Explore great art, delicious eats, and sensational cocktails in this up-and-coming Vegas neighborhood beyond the neon and slots
The majority of people who visit Las Vegas spend most of their time in one of two places: The Strip, (which unofficially runs from Russell Road on the south end to Sahara Avenue in the north) or Downtown.
Now, however, after years of anticipation, there’s another hip and exciting option: the burgeoning 18b Arts District.
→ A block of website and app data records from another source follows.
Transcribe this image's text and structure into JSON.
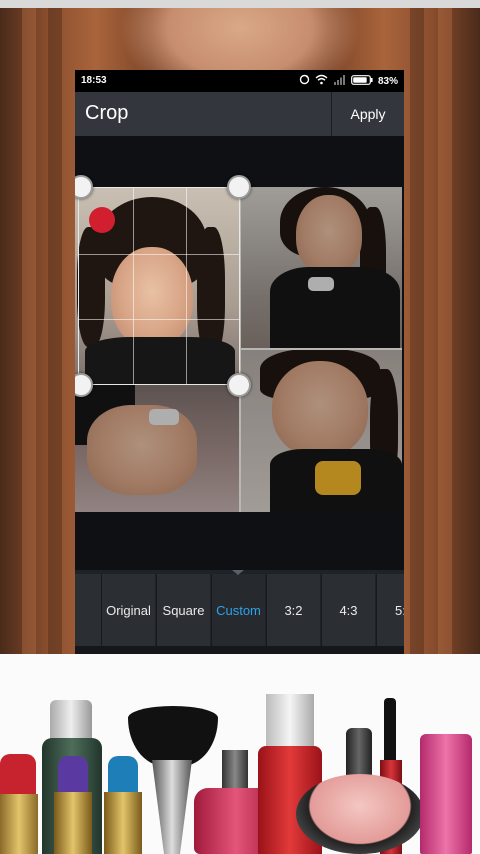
{
  "status_bar": {
    "time": "18:53",
    "battery": "83%"
  },
  "header": {
    "title": "Crop",
    "apply_label": "Apply"
  },
  "ratios": {
    "items": [
      {
        "label": ""
      },
      {
        "label": "Original"
      },
      {
        "label": "Square"
      },
      {
        "label": "Custom"
      },
      {
        "label": "3:2"
      },
      {
        "label": "4:3"
      },
      {
        "label": "5:"
      }
    ],
    "selected": "Custom"
  },
  "colors": {
    "accent": "#2ea2e6",
    "title_bar": "#33373d",
    "ratio_bar": "#1f2226",
    "canvas": "#0e1013"
  },
  "icons": [
    "sync-icon",
    "wifi-icon",
    "signal-icon",
    "battery-icon"
  ]
}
This neighborhood bridges the Strip and Downtown between Las Vegas Boulevard and the I-15. It’s one of the oldest parts of Las Vegas, with garages and storefronts that date back to the 1930s, ‘40s, and ‘50s. Lately, it’s become a hotbed for bars, lounges, restaurants, and more. Some locals would even argue that the main drag of Main Street has become the hottest spot in town.
The former (pictured below), the brainchild of New York transplants Allan Katz and Danielle Crouch, is a Jamaican-themed lounge and restaurant with two outdoor patios flanking a converted garage. It opened in March 2018. The latter, from chef James Trees, is a pasta-centric farm-to-table Italian eatery that sources produce from 50-70 purveyors within 100 miles of Vegas.
“Everything about this neighborhood is independent and free-spirited,” says Trees, who opened the restaurant in January. “Unlike the big hotels on the Strip, where everything fits nicely into a theme, the Arts District is its own entity. That’s what makes it so fun and interesting.”
Consider ReBar, a bar inside an antique store where everything—probably including the barstools—is for sale. Sip some suds at Hop Nuts Brewing, a microbrewery with $4 pints during “Hoppy Hour.” To achieve maximum hipster, dudes can even get haircuts at Makeshift Union, a barber shop run by a local Rockabilly/Roots band called The Rhyolites. If you like vintage, Retro Vegas has a treasure-trove of mid-century furniture, clothes, records, and more.
Some of the older spots in the mix include The Velveteen Rabbit, a women-owned craft cocktail bar, and Makers & Finders, a coffee roastery that evokes vibes from Oakland and Brooklyn and serves brunch with a Latin flare.
Not surprisingly, the 18b Arts District has art, too. Lots of it. Studios are interspersed with some of the more commercial businesses. Street murals abound. The epicenter of the local arts scene is the Arts Factory, a converted warehouse that now holds several studios and workspaces. The neighborhood’s artistic identity bubbles over at the beginning of every month during a free-flowing art and je-ne-sais-quoi street party locals call First Friday.
Our advice? Ease yourself in. Grab a seat on one of the patios at Jammyland, order a “Reckless Abandon” with Smith & Cross rum, lime, Sangue Morlacco Italian Cherry Liqueur, Amaro Cio Ciaro, and pineapple, and soak up the scene. From there, head to Esther’s for a slice of Trees’ signature Lasagnete Nero: lobster lasagna with noodles colored by cuttlefish ink.
By the time you finish dinner you will have made yourself at least a dozen new friends who live and work in Vegas year-round. You’ll learn more about the city than you ever thought possible, and have a bead on where to see the most interesting art.Turns out there’s culture beyond the yard-longs in Sin City after all. On an outing to the Las Vegas Arts District, you won’t miss the Strip one bit.